SOME DEATHS TAKE FOREVER
Recording an album about the feelings of two prisoners waiting on death row. As a statement against capital punishment.
It was (and even still is nowadays) a delicate and ambitious plan.
Bernard Szajner did it, in 1980, after watching an Amnesty International documentary.
And stakes were high: at that point in his life Szajner has spent the majority of the 70’s doing light and visuals for bands as Magma, Gong, Pink Floyd and The Who. In the meantime he created his own instrument, the ‘Syringe’, aka the first laser harp, and made his debut as a musician under the Z moniker with ‘Visions of Dune’.
When listening to ‘Some Deaths Take Forever’ in 2020 it’s hard to believe it was recorded already four decades ago: the melancholic piano theme and the metallic synth riffs of opener ‘Welcome to Death Row’ set the tone for a mind blowing audio journey which at one moment echoes the vibe of early 80’s gloom funk and derailed krautrock drenching into pulsating proto Detroit techno and on the other hand sounds like the blueprint for a futuristic electronic

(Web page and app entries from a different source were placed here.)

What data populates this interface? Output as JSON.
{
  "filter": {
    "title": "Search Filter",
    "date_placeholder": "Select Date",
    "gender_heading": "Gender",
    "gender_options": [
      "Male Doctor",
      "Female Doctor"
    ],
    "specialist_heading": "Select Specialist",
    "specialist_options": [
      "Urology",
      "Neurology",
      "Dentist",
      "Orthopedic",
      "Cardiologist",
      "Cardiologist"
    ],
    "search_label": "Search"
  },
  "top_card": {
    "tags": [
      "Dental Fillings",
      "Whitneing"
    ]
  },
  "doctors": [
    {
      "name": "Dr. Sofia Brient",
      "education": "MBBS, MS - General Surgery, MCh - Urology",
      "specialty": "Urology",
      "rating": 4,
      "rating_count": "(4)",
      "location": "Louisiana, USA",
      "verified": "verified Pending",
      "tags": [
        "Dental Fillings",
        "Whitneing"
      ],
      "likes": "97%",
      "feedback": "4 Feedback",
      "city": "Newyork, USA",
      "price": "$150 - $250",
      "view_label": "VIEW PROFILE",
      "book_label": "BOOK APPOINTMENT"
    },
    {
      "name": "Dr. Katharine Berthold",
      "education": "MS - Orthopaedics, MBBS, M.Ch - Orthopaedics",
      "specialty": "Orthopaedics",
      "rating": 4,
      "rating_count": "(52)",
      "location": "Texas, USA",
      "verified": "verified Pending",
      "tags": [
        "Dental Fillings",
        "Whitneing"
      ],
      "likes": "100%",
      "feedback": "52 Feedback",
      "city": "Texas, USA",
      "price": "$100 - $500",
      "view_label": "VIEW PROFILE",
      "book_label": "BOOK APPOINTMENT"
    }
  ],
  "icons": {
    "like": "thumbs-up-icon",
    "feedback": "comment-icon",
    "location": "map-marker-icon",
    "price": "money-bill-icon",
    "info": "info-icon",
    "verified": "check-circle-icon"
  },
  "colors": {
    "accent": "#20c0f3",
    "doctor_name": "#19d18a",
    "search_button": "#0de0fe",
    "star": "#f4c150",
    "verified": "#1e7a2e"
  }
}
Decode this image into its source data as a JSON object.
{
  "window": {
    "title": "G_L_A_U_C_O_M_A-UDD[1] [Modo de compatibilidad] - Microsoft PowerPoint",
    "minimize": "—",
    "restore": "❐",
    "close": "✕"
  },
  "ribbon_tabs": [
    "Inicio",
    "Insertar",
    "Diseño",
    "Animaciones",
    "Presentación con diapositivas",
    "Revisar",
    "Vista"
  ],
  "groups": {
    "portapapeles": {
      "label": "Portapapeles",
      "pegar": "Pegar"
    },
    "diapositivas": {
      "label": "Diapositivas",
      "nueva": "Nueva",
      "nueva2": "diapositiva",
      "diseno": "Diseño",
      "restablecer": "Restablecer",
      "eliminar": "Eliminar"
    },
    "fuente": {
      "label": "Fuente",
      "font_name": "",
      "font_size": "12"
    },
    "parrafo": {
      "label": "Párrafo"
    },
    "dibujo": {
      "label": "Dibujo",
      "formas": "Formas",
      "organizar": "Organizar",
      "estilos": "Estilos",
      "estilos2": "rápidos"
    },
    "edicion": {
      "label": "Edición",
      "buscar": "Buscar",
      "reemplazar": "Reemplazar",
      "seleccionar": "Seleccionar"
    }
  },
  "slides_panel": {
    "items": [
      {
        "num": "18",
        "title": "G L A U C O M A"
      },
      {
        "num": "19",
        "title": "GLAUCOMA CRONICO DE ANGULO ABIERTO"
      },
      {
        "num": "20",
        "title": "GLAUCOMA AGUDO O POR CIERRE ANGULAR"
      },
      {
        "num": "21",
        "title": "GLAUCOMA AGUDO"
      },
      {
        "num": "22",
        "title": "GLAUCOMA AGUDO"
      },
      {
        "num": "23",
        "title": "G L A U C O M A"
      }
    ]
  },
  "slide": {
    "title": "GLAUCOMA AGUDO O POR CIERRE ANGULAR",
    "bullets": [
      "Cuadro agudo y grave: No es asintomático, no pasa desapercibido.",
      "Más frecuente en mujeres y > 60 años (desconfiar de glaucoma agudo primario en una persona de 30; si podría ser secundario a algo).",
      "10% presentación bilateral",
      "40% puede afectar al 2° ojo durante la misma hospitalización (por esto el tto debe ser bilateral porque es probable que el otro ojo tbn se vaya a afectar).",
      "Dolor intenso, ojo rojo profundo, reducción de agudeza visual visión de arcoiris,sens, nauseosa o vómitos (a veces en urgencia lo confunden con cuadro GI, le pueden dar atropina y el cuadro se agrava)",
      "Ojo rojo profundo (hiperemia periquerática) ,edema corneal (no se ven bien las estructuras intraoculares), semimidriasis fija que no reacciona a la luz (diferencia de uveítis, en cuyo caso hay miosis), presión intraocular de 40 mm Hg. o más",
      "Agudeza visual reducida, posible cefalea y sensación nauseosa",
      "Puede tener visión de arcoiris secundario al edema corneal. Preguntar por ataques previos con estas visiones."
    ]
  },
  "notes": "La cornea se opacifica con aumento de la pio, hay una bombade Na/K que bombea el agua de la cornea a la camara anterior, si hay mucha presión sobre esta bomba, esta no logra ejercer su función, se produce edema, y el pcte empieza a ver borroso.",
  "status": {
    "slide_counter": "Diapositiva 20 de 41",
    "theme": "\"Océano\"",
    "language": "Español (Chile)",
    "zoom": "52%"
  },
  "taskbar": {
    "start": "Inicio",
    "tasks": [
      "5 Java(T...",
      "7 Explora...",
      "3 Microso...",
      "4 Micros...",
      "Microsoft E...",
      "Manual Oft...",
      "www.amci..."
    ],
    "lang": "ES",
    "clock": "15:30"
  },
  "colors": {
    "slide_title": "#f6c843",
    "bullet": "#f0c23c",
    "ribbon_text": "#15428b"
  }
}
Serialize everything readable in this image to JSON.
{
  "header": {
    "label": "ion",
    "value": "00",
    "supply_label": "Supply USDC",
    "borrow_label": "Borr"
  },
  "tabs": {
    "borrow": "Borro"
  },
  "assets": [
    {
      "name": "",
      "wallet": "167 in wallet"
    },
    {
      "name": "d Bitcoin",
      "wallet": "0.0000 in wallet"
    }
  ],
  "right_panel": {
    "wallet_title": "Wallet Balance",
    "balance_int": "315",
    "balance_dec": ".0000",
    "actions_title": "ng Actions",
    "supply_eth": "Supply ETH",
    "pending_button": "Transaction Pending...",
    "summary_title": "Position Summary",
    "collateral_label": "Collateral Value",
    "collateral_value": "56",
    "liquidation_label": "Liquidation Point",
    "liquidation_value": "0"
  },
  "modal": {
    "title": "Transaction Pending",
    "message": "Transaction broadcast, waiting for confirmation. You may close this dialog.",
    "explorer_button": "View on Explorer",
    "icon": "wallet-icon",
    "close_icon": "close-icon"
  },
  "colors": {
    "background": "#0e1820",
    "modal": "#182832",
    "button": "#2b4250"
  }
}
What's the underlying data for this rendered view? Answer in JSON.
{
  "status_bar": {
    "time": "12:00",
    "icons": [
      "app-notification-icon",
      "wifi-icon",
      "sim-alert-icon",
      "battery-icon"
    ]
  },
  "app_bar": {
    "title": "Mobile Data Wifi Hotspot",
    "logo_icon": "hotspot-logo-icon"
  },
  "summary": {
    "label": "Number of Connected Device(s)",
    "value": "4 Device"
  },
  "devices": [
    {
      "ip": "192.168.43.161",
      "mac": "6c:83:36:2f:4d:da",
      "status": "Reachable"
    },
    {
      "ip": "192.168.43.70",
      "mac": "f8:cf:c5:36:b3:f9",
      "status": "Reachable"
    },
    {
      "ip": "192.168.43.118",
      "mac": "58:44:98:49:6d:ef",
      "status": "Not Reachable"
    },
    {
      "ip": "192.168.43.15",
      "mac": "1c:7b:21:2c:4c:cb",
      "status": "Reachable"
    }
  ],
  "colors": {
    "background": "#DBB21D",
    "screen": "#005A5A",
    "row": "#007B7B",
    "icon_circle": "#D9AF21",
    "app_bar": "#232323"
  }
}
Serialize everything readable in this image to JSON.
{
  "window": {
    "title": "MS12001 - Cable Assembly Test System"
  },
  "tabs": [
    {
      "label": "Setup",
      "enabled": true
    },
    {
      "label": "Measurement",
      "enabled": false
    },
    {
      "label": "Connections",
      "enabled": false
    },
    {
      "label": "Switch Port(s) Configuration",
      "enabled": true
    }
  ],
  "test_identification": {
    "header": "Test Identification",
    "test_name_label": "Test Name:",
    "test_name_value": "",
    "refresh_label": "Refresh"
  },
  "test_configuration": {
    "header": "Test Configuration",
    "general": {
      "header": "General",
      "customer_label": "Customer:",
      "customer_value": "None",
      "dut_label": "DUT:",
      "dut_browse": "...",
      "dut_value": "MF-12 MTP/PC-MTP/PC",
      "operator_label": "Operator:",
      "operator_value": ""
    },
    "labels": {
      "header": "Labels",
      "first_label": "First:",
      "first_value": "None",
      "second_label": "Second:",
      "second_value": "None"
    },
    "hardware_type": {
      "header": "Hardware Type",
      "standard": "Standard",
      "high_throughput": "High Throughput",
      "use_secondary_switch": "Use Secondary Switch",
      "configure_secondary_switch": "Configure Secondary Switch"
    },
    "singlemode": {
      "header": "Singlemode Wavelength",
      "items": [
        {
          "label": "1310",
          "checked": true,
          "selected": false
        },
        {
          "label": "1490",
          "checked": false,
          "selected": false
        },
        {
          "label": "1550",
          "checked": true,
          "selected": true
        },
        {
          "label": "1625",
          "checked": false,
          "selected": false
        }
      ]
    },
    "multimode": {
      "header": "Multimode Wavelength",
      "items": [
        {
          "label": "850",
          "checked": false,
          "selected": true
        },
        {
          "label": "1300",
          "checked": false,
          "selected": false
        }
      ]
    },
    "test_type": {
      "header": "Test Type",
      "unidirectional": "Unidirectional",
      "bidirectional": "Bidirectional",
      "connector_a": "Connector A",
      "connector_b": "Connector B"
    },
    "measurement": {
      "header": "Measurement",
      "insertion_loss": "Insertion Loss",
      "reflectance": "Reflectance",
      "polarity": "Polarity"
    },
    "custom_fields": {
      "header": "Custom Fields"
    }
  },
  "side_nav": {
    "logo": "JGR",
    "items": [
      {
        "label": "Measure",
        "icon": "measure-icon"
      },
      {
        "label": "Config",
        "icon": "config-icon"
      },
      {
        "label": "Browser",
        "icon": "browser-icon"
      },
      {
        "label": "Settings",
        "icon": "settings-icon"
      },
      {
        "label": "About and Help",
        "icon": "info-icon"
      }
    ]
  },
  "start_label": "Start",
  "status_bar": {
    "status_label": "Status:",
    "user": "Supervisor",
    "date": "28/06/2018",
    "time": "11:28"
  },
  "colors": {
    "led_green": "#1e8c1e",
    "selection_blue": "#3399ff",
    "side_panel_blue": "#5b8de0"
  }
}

music scene in the years to come.
The influence and the impact of ‘Some Deaths Take Forever’ is also still vibrating: Carl Craig mentioned it as his all time favorite album in Future Mag, the signature sound of Oneohtrix Point Never feels almost like a not so hidden tribute and the killer sci fi electronics of tracks ‘Ressurector’ or ‘A Kind Of Freedom’ resonates through the discography of Air and Daft Punk, to name a few.
Excerpt liner notes John 'Inzane' Olson:
Szajner's album here sounds different with each listen, a new unnoticed corner blaring aloud to be (re)discovered within any of the ten tracks: strongest mark of a classic if there was any.
So buckle in, spray yourself with this electric insecticide and let your shadowy sentence ring out with a "loud clanging noise that turned out be an electronic gavel."
Excerpt liner notes Karel Beer (producer):
Now 40 years later when listening to “Some Deaths…” in spite of the uncompromising subject matter and knowing that the written word is his most influential source of inspiration I am struck by the unexpected references that can be heard on the tracks. There’s Shaft, Jeff Beck, Morricone, Weather Report and even Timmy Thomas. A truly eclectic bunch that somehow makes sense of an era. It’s almost as if Szajner is applying these accidental or
intentional influences just as an artist would use inks, oils or found forms to a canvas.